Where are the whitefly coming from?
It is likely that the whitefly are Silverleaf Whitefly, and are moving out of cotton crops as they are defoliated and picked. The warm summer and autumn have allowed whitefly numbers to build up in cotton crops this year. Large scale movement of whitefly from cotton was observed in Emerald during the early years of outbreaks. Whitefly will fly some distance themselves, but can also be carried long distances by wind. It is less likely that they are coming from weed hosts in these high densities.
What impact will the whitefly have on my canola (and possibly other broadleaf winter crops)?
We consider it highly unlikely that infestations of adult whitefly will cause significant crop damage. We do not know how good a host canola is for whitefly, although horticultural brassicas (e.g. broccoli) are good hosts. Regardless of how good a host canola may be, consider the following:
1) Whitefly is a warm weather species, and does not persist during cold weather. Even if daytime temperatures are warm, the cool nights will slow the rate of feeding and reproduction; slowing the potential impact on the crop.
2) Adult whitefly will live for 2 to 3 weeks under cooler autumn conditions (no more than a week in summer).
3) Influxes of adults may continue for some time, which will make it difficult to determine whether it is survival or immigration contributing to the population.
4) The feeding done by juvenile whitefly (nymphs) is far more damaging to plants than adult feeding. If the whitefly are not reproducing, the potential for crop damage is lower.
5) Eggs may be laid on plants that are unsuitable for the survival of nymphs. The presence of eggs on canola, lupins, faba beans etc does not necessarily mean that the whitefly population is going to establish in that crop.
What to look for to make an assessment of the damage potential of a whitefly infestation in winter crops.
1) Confirm identity of the whitefly. Use the images below to examine adult and juvenile whitefly and determine if they are greenhouse or silverleaf.
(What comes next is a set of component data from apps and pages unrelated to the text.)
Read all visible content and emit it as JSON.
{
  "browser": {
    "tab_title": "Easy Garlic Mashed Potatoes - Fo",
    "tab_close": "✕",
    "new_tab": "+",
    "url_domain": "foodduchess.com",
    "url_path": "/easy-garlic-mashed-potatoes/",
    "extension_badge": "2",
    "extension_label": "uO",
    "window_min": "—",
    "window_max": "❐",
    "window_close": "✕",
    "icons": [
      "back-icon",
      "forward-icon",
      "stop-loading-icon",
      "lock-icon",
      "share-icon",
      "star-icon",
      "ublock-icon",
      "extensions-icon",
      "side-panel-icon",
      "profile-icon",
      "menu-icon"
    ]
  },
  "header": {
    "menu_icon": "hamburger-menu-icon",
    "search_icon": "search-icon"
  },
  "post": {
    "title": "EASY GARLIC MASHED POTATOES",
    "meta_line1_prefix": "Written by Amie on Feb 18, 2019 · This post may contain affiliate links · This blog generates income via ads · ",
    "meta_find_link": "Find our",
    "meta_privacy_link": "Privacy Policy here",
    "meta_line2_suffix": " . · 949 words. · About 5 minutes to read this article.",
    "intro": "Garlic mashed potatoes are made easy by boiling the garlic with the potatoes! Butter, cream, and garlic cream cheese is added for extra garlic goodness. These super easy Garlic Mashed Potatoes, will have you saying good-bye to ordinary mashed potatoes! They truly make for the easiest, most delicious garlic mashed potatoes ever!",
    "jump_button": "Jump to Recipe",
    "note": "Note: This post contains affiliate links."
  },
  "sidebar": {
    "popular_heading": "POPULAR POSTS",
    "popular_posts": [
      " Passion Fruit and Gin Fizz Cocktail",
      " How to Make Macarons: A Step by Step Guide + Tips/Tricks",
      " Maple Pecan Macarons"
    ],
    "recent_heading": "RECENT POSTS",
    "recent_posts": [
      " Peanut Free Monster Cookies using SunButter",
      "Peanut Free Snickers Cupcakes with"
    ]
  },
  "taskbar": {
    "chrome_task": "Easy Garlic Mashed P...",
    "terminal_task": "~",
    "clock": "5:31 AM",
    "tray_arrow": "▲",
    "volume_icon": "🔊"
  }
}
Greenhouse are significantly less damaging than Silverleaf.
2) Is there evidence of feeding? Look for shiny, sticky speckling on lower leaves. This is honeydew that is secreted by both adults and nymphs as they feed on the plant. The more honeydew, the more feeding is going on.
3) Look for signs of crop stress: wilting, reddening in canola, retarded growth. Be realistic about what may be being caused by the whitefly, and what may be moisture stress.
4) Look for the presence of eggs and nymphs on the undersides of leaves (see pictures below). A handlens or microscope will be necessary to see these on the leaves. Select the lowest leaves on the plants; those that have been exposed to the adult whitefly the longest.